Element data from apps and pages

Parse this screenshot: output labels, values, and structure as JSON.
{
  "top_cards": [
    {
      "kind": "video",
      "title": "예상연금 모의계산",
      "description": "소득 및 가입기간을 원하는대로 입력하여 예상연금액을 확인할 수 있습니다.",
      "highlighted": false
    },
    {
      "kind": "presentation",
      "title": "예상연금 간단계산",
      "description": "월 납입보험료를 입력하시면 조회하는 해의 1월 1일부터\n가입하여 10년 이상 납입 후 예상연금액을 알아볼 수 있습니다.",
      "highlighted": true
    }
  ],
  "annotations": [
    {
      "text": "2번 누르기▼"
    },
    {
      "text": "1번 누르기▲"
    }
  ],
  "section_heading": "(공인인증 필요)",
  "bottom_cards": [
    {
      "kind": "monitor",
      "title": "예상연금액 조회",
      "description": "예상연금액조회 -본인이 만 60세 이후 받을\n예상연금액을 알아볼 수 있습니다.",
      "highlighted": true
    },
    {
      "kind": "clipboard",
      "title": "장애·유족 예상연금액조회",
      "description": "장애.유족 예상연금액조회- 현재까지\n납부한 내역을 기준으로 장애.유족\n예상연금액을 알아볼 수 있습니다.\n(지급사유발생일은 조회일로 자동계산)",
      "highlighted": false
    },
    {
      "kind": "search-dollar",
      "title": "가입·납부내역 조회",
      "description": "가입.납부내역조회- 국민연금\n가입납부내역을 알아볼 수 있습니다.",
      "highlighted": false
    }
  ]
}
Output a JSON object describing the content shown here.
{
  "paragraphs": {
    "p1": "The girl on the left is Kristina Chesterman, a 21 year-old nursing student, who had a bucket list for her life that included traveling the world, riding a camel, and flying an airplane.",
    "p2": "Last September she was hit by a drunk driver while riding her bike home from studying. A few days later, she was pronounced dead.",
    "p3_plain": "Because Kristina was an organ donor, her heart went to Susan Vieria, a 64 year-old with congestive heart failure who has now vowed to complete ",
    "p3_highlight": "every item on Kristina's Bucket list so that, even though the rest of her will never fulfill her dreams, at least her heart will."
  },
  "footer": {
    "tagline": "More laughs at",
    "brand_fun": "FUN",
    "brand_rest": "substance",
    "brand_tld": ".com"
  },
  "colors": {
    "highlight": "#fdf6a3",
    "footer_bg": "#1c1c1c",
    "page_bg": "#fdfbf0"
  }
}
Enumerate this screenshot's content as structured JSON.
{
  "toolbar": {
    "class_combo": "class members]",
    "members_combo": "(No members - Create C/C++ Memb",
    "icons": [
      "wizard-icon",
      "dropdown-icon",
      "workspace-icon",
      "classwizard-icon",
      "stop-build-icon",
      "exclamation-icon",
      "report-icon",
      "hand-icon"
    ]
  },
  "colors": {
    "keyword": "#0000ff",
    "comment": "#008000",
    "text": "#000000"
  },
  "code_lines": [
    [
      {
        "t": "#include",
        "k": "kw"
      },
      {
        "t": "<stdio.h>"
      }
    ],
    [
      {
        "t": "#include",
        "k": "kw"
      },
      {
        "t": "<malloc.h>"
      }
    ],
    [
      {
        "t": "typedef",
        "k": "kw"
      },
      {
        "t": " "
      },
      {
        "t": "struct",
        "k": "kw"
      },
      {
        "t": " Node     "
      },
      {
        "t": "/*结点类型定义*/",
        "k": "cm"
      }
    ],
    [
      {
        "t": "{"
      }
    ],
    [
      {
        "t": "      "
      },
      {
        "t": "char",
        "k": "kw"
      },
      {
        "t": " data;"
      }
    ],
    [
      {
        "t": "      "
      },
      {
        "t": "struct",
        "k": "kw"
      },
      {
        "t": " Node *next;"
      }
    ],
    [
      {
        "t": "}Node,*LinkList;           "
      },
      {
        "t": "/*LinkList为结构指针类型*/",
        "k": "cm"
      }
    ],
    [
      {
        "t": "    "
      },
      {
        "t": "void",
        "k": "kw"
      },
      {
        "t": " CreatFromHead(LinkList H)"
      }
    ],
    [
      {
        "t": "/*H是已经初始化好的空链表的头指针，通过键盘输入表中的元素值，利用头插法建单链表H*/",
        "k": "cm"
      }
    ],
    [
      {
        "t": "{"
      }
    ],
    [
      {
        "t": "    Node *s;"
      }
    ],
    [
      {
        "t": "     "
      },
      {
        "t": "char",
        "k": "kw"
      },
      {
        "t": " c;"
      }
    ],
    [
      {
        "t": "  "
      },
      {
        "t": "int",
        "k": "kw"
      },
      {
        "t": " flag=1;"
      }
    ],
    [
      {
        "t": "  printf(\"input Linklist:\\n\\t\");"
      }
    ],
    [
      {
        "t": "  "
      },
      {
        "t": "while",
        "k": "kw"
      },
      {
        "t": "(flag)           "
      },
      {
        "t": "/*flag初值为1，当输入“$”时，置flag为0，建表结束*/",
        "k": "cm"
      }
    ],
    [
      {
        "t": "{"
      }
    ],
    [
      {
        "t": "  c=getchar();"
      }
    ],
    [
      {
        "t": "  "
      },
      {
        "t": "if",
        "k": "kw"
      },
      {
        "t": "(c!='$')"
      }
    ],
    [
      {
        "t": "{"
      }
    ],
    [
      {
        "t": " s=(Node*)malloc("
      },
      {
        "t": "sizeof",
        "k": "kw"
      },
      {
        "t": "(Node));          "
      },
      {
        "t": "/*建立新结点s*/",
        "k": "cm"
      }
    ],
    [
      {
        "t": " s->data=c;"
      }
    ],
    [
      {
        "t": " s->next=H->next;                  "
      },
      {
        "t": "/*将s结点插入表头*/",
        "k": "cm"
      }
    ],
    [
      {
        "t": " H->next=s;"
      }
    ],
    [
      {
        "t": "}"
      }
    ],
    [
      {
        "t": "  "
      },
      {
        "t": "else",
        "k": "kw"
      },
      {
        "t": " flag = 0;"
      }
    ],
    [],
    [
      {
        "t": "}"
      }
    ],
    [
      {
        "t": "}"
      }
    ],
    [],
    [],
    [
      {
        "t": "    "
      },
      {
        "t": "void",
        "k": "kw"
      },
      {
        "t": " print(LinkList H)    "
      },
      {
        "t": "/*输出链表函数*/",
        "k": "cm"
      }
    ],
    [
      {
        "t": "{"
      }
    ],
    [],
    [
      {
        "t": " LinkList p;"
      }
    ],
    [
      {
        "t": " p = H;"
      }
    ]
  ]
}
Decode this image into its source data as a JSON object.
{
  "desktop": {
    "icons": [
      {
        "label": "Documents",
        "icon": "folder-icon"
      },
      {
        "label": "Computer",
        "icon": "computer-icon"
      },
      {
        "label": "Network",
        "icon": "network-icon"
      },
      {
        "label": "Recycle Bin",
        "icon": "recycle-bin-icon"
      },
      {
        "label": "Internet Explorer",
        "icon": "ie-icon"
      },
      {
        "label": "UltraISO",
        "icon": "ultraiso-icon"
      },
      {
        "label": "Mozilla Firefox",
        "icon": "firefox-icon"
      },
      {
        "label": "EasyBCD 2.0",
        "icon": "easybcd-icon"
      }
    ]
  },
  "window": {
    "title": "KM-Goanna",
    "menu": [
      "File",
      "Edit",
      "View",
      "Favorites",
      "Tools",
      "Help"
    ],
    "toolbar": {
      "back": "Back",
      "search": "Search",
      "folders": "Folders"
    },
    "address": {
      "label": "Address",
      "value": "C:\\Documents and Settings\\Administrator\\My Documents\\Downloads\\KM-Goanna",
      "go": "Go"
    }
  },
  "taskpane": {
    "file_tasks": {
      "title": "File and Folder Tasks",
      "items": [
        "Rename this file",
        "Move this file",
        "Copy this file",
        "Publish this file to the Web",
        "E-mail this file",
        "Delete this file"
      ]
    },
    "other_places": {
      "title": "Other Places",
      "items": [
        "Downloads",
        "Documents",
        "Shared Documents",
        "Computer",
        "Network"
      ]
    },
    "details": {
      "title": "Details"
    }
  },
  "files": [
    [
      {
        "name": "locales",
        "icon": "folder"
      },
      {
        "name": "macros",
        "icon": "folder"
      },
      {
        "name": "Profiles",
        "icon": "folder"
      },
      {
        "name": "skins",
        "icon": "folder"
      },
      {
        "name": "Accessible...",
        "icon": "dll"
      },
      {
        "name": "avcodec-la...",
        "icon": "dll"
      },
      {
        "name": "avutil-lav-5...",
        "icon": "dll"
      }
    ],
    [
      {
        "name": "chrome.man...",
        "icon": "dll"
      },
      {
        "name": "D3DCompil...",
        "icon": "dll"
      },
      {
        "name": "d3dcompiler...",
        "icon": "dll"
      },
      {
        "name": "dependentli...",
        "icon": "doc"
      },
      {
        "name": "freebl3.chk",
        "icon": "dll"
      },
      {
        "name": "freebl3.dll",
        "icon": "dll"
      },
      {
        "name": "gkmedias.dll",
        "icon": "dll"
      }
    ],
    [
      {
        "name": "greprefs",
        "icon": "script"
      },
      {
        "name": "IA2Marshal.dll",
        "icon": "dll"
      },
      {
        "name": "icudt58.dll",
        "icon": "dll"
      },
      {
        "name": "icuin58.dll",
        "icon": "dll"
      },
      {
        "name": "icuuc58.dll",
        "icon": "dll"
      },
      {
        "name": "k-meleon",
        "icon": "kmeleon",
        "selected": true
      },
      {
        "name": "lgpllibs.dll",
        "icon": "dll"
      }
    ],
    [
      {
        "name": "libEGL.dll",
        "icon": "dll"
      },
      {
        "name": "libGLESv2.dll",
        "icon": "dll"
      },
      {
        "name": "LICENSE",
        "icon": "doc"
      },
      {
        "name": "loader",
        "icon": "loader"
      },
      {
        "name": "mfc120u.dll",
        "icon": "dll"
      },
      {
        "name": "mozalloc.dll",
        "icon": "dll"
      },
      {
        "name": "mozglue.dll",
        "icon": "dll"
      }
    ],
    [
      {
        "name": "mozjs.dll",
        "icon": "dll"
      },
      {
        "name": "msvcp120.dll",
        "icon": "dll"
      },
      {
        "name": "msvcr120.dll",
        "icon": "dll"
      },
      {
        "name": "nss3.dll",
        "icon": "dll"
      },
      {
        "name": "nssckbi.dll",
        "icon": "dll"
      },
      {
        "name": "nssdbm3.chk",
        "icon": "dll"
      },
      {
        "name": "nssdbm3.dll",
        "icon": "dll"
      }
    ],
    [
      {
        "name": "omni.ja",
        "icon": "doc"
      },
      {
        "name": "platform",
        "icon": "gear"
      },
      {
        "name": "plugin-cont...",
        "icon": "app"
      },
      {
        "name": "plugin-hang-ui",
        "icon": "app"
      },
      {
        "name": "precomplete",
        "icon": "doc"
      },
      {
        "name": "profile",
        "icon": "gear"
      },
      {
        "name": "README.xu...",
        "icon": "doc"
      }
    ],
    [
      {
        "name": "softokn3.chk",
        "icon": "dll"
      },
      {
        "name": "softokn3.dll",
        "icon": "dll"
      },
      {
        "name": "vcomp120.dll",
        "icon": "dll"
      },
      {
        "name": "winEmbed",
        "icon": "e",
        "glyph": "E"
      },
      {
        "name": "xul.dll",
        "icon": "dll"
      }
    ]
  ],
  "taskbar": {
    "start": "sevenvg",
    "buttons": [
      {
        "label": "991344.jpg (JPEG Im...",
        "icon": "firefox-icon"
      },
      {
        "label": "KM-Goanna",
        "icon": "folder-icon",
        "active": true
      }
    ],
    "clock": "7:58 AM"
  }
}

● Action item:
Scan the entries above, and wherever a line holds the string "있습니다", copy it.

● Response:
      "description": "소득 및 가입기간을 원하는대로 입력하여 예상연금액을 확인할 수 있습니다.",
      "description": "월 납입보험료를 입력하시면 조회하는 해의 1월 1일부터\n가입하여 10년 이상 납입 후 예상연금액을 알아볼 수 있습니다.",
      "description": "예상연금액조회 -본인이 만 60세 이후 받을\n예상연금액을 알아볼 수 있습니다.",
      "description": "장애.유족 예상연금액조회- 현재까지\n납부한 내역을 기준으로 장애.유족\n예상연금액을 알아볼 수 있습니다.\n(지급사유발생일은 조회일로 자동계산)",
      "description": "가입.납부내역조회- 국민연금\n가입납부내역을 알아볼 수 있습니다.",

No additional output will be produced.